Now I fly on the Brasilia a lot. Infact I wsa on two of them yesterday. The plane is somewhat quiet inside, compared to the Junkstream. It has overhead bins, a flight attendant, and a lavatory. I can stand up in the plane, and it fells somewhat roomy. I cant wait to fly on a CRJ. SkyWest is getting them on the UA Express system soon, and I'm hoping to fly on them once that happens.
Lowfareair From , joined Dec 1969, posts, RR: Reply 18, posted (12 years 8 months 5 days 2 hours ago) and read 1717 times:
My Dad has been bumped off an A320 several times, and I have once for fuel purposes and weather, so does that make it a crappy plane? DC9s have exhaust coming out of them, so is that a crappy plane? Beech 1900Ds have no room whatsoever, so does that make it a crappy plane, too? What I'm getting at is that most of the things that you guys are describing are minor problems. I have gotten no service on short routes, and the Beeches don't have flight attendants or overhead bins, either, so stop complaining!
Mlsrar From United States of America, joined Mar 2000, 1417 posts, RR: 9 Reply 19, posted (12 years 8 months 4 days 23 hours ago) and read 1714 times:
I've had to negotiate the rather short hop from MKE-MDW three times on Chicago "Express" (which, consequently now uses Saabs). This ATA connection flight has always been a nightmare.
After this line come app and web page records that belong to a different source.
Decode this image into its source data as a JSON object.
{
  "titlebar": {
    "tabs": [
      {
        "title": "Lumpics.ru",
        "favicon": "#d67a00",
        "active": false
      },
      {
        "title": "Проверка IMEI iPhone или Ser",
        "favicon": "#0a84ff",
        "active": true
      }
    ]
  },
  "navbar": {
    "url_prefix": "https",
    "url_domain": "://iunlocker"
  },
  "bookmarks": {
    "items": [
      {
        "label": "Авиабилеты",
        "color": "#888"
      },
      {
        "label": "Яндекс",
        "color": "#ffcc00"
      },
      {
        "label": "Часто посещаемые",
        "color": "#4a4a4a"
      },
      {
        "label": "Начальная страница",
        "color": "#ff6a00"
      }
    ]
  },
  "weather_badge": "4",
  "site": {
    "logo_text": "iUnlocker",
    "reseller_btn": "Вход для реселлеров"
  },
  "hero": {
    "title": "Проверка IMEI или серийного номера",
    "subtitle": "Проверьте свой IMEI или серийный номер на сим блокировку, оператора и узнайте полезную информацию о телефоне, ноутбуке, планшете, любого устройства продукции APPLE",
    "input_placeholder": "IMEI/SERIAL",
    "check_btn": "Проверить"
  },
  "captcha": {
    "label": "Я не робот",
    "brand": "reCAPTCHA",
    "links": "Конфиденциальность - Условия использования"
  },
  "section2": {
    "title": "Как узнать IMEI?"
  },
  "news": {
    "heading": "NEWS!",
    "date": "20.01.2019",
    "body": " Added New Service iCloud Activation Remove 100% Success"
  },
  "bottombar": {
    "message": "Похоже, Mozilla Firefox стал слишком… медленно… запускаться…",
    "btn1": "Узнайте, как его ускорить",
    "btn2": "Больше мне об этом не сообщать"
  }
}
Other than the stainless-steel flask that rolled out of the cockpit as we climbed out of FL10, the ride is atrocious.
The lack of a yaw damper and rudimentary FCS make for a horrible ride, the usual 40-min hop in UA's 735s to ORD are reverted to a 90 min hell-ride. If you catch a strong tailwind, you feel as if you're flying sideways. I was glad to see Chicago Express junk the junkstream, but the Saab isn't much better.
I mean, for the right price I’ll fight a lion. - Mike Tyson
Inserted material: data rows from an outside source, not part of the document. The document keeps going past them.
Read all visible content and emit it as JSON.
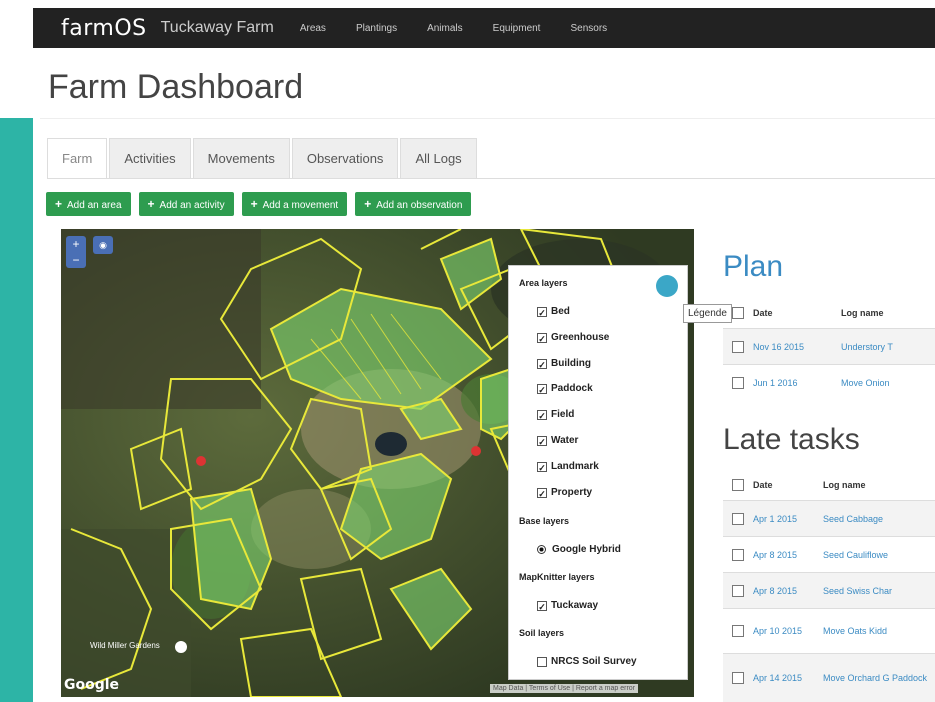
{
  "app": {
    "brand": "farmOS",
    "farm_name": "Tuckaway Farm",
    "nav": [
      "Areas",
      "Plantings",
      "Animals",
      "Equipment",
      "Sensors"
    ]
  },
  "page_title": "Farm Dashboard",
  "tabs": [
    {
      "label": "Farm",
      "active": true
    },
    {
      "label": "Activities"
    },
    {
      "label": "Movements"
    },
    {
      "label": "Observations"
    },
    {
      "label": "All Logs"
    }
  ],
  "action_buttons": [
    {
      "icon": "+",
      "label": "Add an area"
    },
    {
      "icon": "+",
      "label": "Add an activity"
    },
    {
      "icon": "+",
      "label": "Add a movement"
    },
    {
      "icon": "+",
      "label": "Add an observation"
    }
  ],
  "map": {
    "zoom_in": "+",
    "zoom_out": "−",
    "place_label": "Wild Miller Gardens",
    "google_logo": "Google",
    "attribution": "Map Data | Terms of Use | Report a map error",
    "tooltip": "Légende",
    "layer_panel": {
      "area_layers_title": "Area layers",
      "area_layers": [
        {
          "label": "Bed",
          "checked": true
        },
        {
          "label": "Greenhouse",
          "checked": true
        },
        {
          "label": "Building",
          "checked": true
        },
        {
          "label": "Paddock",
          "checked": true
        },
        {
          "label": "Field",
          "checked": true
        },
        {
          "label": "Water",
          "checked": true
        },
        {
          "label": "Landmark",
          "checked": true
        },
        {
          "label": "Property",
          "checked": true
        }
      ],
      "base_layers_title": "Base layers",
      "base_layers": [
        {
          "label": "Google Hybrid",
          "selected": true
        }
      ],
      "mapknitter_title": "MapKnitter layers",
      "mapknitter_layers": [
        {
          "label": "Tuckaway",
          "checked": true
        }
      ],
      "soil_title": "Soil layers",
      "soil_layers": [
        {
          "label": "NRCS Soil Survey",
          "checked": false
        }
      ]
    }
  },
  "plan": {
    "title": "Plan",
    "columns": [
      "Date",
      "Log name"
    ],
    "rows": [
      {
        "date": "Nov 16 2015",
        "name": "Understory T"
      },
      {
        "date": "Jun 1 2016",
        "name": "Move Onion"
      }
    ]
  },
  "late_tasks": {
    "title": "Late tasks",
    "columns": [
      "Date",
      "Log name"
    ],
    "rows": [
      {
        "date": "Apr 1 2015",
        "name": "Seed Cabbage"
      },
      {
        "date": "Apr 8 2015",
        "name": "Seed Cauliflowe"
      },
      {
        "date": "Apr 8 2015",
        "name": "Seed Swiss Char"
      },
      {
        "date": "Apr 10 2015",
        "name": "Move Oats Kidd"
      },
      {
        "date": "Apr 14 2015",
        "name": "Move Orchard G Paddock"
      }
    ]
  },
  "colors": {
    "teal_bar": "#2db4a6",
    "navbar": "#222222",
    "button_green": "#2e9c4f",
    "link_blue": "#3b8bc3",
    "area_outline": "#e8e83a",
    "area_fill": "#7ed56f"
  }
}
DCA-ROCguy From United States of America, joined Apr 2000, 4402 posts, RR: 37 Reply 20, posted (12 years 8 months 4 days 22 hours ago) and read 1707 times:
Aw, do you have to begrudge a few air warriors our desire to bellyache about one of our favorite turboprops? ;+) No, being bumped for fuel purposes alone does not a crappy airplane make. But the not-wide-enough-for-three cabin, jarring vibration, ear splitting noise, and bad-for elderly-people's backs ceiling, none of which are problems with the A320 or DC-9, all make the Jetstream a plane that's ready for the chop shop.
Now, if I could, I need to get back in my garbage can to comb my green fur. ;+)
Ilyushin96M From United States of America, joined Sep 1999, 2609 posts, RR: 14 Reply 23, posted (12 years 8 months 4 days 17 hours ago) and read 1688 times:
I've flown on J31s a few times; I actually rather enjoyed being on something so primitive for a change, kinda like flying in an old biplane might have been! But I agree that these planes are shoddy; I've never flown in anything that got thrown around in the air so much, they even blow side to side with the air currents. And they are so noisy, and cramped.
My grandmother had a terrible time boarding J31s; she is almost 86 years old, and hasn't flown in awhile, but when she did take J31s of American Eagle on ACT-DFW, she had to have TWO of the baggage handlers help her step up onto the airstairs, because they don't come all the way to the ground! And she had to be similarly "unloaded" at DFW.
The J31 does not compare to any other modern turboprop - Brasilia, SF340, etc. I hope not to have to fly on one again, but I WILL say it's better than the Fairchild Metro, aka San Antonio Sewer Tube.